> **App and web page records**:
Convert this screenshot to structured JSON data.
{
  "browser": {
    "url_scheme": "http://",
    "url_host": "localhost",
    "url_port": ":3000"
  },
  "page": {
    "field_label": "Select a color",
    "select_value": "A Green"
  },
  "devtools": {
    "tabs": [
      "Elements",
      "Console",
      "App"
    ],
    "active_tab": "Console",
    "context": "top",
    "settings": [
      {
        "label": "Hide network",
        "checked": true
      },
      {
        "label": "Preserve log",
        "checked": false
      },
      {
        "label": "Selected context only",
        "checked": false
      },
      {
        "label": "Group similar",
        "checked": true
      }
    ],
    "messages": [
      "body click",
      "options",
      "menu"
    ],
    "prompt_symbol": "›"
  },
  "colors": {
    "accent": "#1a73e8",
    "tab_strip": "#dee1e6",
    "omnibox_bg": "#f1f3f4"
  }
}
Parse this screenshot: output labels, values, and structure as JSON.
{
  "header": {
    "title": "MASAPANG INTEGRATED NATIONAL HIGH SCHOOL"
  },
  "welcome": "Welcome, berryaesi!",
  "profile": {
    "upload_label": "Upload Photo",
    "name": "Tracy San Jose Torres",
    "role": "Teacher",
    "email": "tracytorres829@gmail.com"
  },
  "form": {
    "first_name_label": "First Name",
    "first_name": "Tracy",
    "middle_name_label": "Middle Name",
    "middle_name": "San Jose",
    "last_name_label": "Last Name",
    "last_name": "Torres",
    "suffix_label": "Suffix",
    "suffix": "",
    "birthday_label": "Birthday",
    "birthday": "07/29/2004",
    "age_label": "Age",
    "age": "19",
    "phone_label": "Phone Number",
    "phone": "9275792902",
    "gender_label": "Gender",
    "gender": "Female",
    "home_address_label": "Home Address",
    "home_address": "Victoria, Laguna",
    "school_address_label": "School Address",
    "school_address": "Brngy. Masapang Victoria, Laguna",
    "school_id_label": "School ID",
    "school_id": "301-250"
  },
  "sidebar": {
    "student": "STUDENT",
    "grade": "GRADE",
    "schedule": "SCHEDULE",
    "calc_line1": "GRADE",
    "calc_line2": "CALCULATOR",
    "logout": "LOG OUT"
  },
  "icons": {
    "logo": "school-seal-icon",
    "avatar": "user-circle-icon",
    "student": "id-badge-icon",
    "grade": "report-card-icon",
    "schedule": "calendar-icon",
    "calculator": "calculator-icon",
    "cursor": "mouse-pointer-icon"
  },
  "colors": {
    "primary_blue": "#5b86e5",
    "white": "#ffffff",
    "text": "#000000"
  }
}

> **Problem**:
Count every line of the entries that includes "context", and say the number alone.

> **Exercise output**:
2